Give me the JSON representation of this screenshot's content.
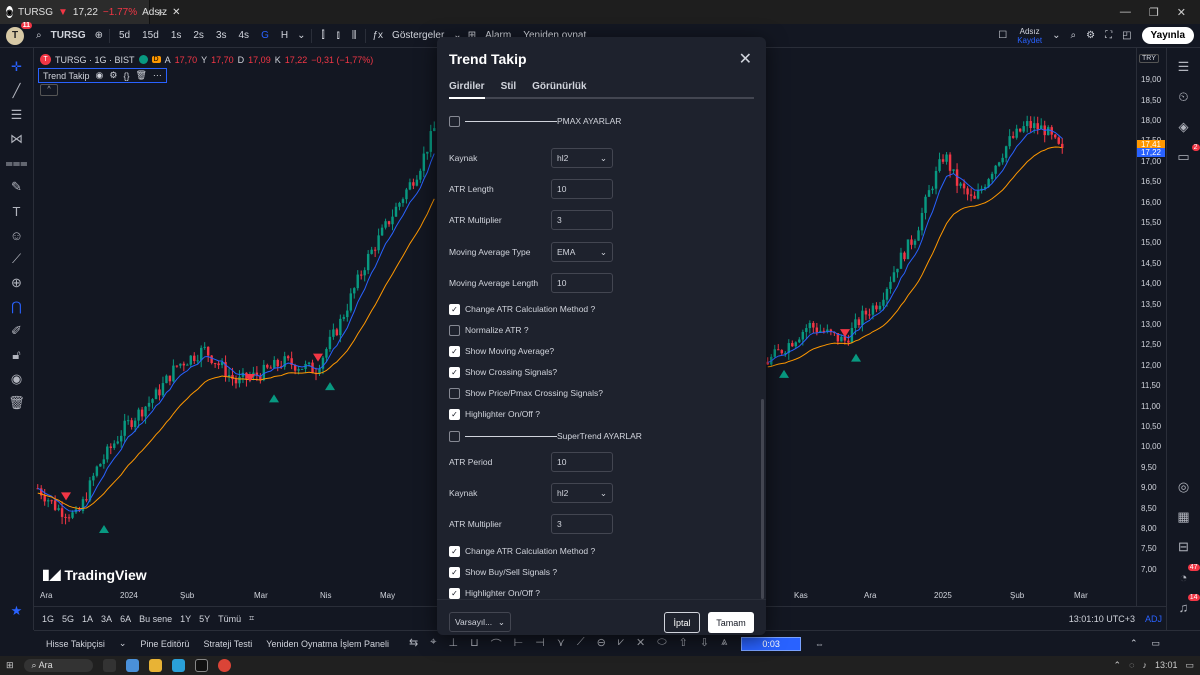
{
  "browser": {
    "tab_title": "TURSG",
    "tab_price": "17,22",
    "tab_change": "−1.77%",
    "tab_user": "Adsız",
    "new_tab": "+"
  },
  "toolbar": {
    "avatar_letter": "T",
    "avatar_badge": "11",
    "symbol": "TURSG",
    "intervals": [
      "5d",
      "15d",
      "1s",
      "2s",
      "3s",
      "4s",
      "G",
      "H"
    ],
    "active_interval": "G",
    "indicators": "Göstergeler",
    "alarm": "Alarm",
    "replay": "Yeniden oynat",
    "user_name": "Adsız",
    "user_save": "Kaydet",
    "publish": "Yayınla"
  },
  "legend": {
    "symbol_logo": "T",
    "title": "TURSG · 1G · BIST",
    "d_badge": "D",
    "o_label": "A",
    "o_value": "17,70",
    "h_label": "Y",
    "h_value": "17,70",
    "l_label": "D",
    "l_value": "17,09",
    "c_label": "K",
    "c_value": "17,22",
    "change": "−0,31 (−1,77%)",
    "indicator_name": "Trend Takip"
  },
  "watermark": "TradingView",
  "chart_data": {
    "type": "candlestick",
    "x_ticks": [
      "Ara",
      "2024",
      "Şub",
      "Mar",
      "Nis",
      "May",
      "Kas",
      "Ara",
      "2025",
      "Şub",
      "Mar"
    ],
    "y_ticks": [
      "19,00",
      "18,50",
      "18,00",
      "17,50",
      "17,00",
      "16,50",
      "16,00",
      "15,50",
      "15,00",
      "14,50",
      "14,00",
      "13,50",
      "13,00",
      "12,50",
      "12,00",
      "11,50",
      "11,00",
      "10,50",
      "10,00",
      "9,50",
      "9,00",
      "8,50",
      "8,00",
      "7,50",
      "7,00"
    ],
    "ylim": [
      6.8,
      19.25
    ],
    "last_price": "17,22",
    "ma_price": "17,41",
    "currency": "TRY",
    "left_segment": {
      "start": 8.9,
      "end": 17.8,
      "points": [
        [
          0,
          9.0
        ],
        [
          0.05,
          8.5
        ],
        [
          0.1,
          8.3
        ],
        [
          0.15,
          9.5
        ],
        [
          0.22,
          10.5
        ],
        [
          0.3,
          11.3
        ],
        [
          0.35,
          12.0
        ],
        [
          0.42,
          12.4
        ],
        [
          0.5,
          11.6
        ],
        [
          0.56,
          11.8
        ],
        [
          0.62,
          12.1
        ],
        [
          0.7,
          11.9
        ],
        [
          0.76,
          13.0
        ],
        [
          0.83,
          14.6
        ],
        [
          0.9,
          15.8
        ],
        [
          0.96,
          16.8
        ],
        [
          1.0,
          17.8
        ]
      ]
    },
    "right_segment": {
      "points": [
        [
          0,
          12.1
        ],
        [
          0.08,
          12.6
        ],
        [
          0.14,
          13.0
        ],
        [
          0.2,
          12.8
        ],
        [
          0.26,
          12.6
        ],
        [
          0.32,
          13.2
        ],
        [
          0.38,
          13.6
        ],
        [
          0.44,
          14.5
        ],
        [
          0.5,
          15.2
        ],
        [
          0.55,
          16.3
        ],
        [
          0.6,
          17.2
        ],
        [
          0.64,
          16.5
        ],
        [
          0.7,
          16.0
        ],
        [
          0.76,
          16.8
        ],
        [
          0.82,
          17.5
        ],
        [
          0.88,
          17.9
        ],
        [
          0.94,
          17.8
        ],
        [
          1.0,
          17.22
        ]
      ]
    },
    "up_signals": [
      [
        0.12,
        8.1
      ],
      [
        0.46,
        11.3
      ],
      [
        0.58,
        11.6
      ],
      [
        0.97,
        11.9
      ],
      [
        0.88,
        12.3
      ]
    ],
    "down_signals": [
      [
        0.06,
        8.9
      ],
      [
        0.42,
        11.8
      ],
      [
        0.54,
        12.3
      ],
      [
        0.85,
        12.9
      ]
    ],
    "colors": {
      "up": "#089981",
      "down": "#f23645",
      "ma_fast": "#2962ff",
      "ma_slow": "#ff9800"
    }
  },
  "range_bar": {
    "ranges": [
      "1G",
      "5G",
      "1A",
      "3A",
      "6A",
      "Bu sene",
      "1Y",
      "5Y",
      "Tümü"
    ],
    "clock": "13:01:10 UTC+3",
    "adj": "ADJ"
  },
  "bottom_panel": {
    "items": [
      "Hisse Takipçisi",
      "Pine Editörü",
      "Strateji Testi",
      "Yeniden Oynatma İşlem Paneli"
    ],
    "replay_time": "0:03"
  },
  "taskbar": {
    "search": "Ara",
    "time": "13:01"
  },
  "right_badges": {
    "chat": "2",
    "notifications": "47",
    "alerts": "14"
  },
  "dialog": {
    "title": "Trend Takip",
    "tabs": [
      "Girdiler",
      "Stil",
      "Görünürlük"
    ],
    "active_tab": "Girdiler",
    "rows": {
      "pmax_header": "PMAX AYARLAR",
      "source_label": "Kaynak",
      "source_value": "hl2",
      "atr_length_label": "ATR Length",
      "atr_length_value": "10",
      "atr_mult_label": "ATR Multiplier",
      "atr_mult_value": "3",
      "ma_type_label": "Moving Average Type",
      "ma_type_value": "EMA",
      "ma_length_label": "Moving Average Length",
      "ma_length_value": "10",
      "change_atr_label": "Change ATR Calculation Method ?",
      "normalize_atr_label": "Normalize ATR ?",
      "show_ma_label": "Show Moving Average?",
      "show_cross_label": "Show Crossing Signals?",
      "show_price_pmax_label": "Show Price/Pmax Crossing Signals?",
      "highlighter1_label": "Highlighter On/Off ?",
      "st_header": "SuperTrend AYARLAR",
      "atr_period_label": "ATR Period",
      "atr_period_value": "10",
      "source2_label": "Kaynak",
      "source2_value": "hl2",
      "atr_mult2_label": "ATR Multiplier",
      "atr_mult2_value": "3",
      "change_atr2_label": "Change ATR Calculation Method ?",
      "show_buy_sell_label": "Show Buy/Sell Signals ?",
      "highlighter2_label": "Highlighter On/Off ?"
    },
    "footer": {
      "defaults": "Varsayıl...",
      "cancel": "İptal",
      "ok": "Tamam"
    }
  }
}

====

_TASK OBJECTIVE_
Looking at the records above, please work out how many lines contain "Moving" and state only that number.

_RESPONSE AREA_
3